Louise-Rose-Étiennette Gérard, known as Rosemonde Gérard (April 5, 1871, Paris – July 8, 1953, Paris) was a French poet and playwright. She was the wife of Edmond Rostand (1868–1918, author of Cyrano de Bergerac), and was a granddaughter of Étienne Maurice Gérard, who was a Marshal and a Prime Minister of France.

Gérard is perhaps best known today as the author of the lines:



Car, vois-tu, chaque jour je t’aime davantage,

Aujourd’hui plus qu’hier et bien moins que demain.

(For, you see, each day I love you more,

Today more than yesterday and less than tomorrow.)



This couplet is taken from a poem, variously known as "L'éternelle chanson" ("The Eternal Song") or "Les Vieux" ("The Old Ones"), that she wrote to Rostand in 1889. The poem was published in 1890, but did not enjoy immediate success. The phrase became celebrated as an expression of ever-growing love when, in 1907 (17 years after its publication), a Lyons jeweler, Alphonse Augis, had the idea of making a medallion with the core portion of the verse engraved on it. The medallions became quite popular, and led to the production of other, similarly-decorated jewelry items, such as earrings and matchboxes; many older examples include Augis' name. A very common variation on the design presents the line with the words "plus" and "moins" replaced by the mathematical + and − signs, respectively. The mathematical signs are frequently rendered in tiny gemstones, often in contrasting colors.

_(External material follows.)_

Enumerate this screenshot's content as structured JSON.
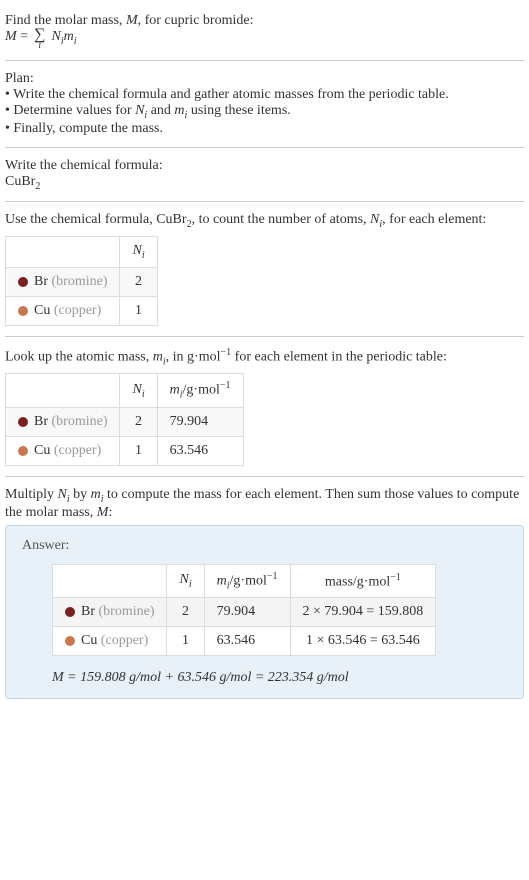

Among Gérard's other works is the play “A Good Little Devil” (1913), co-written with Maurice Rostand. It was made into a movie of the same name in 1914. Mary Pickford starred in both the play and the movie; she later opined that the movie was one of the worst—if not the worst—she had ever made.

Gérard and Rostand were married on April 8, 1890; they had two sons, Maurice (1891–1968) and Jean Rostand (1894–1977). In later years, Gérard and Maurice Rostand frequented an intellectual circle that included Jean-Paul Sartre and Gilbert Martineau.

It has been said that Gérard "doubtless would have been famous had not her husband's star so far eclipsed her own." After 35 years of widowhood, she died in 1953 and is buried at Cimetiere de Passy, in Paris, as is her son Maurice.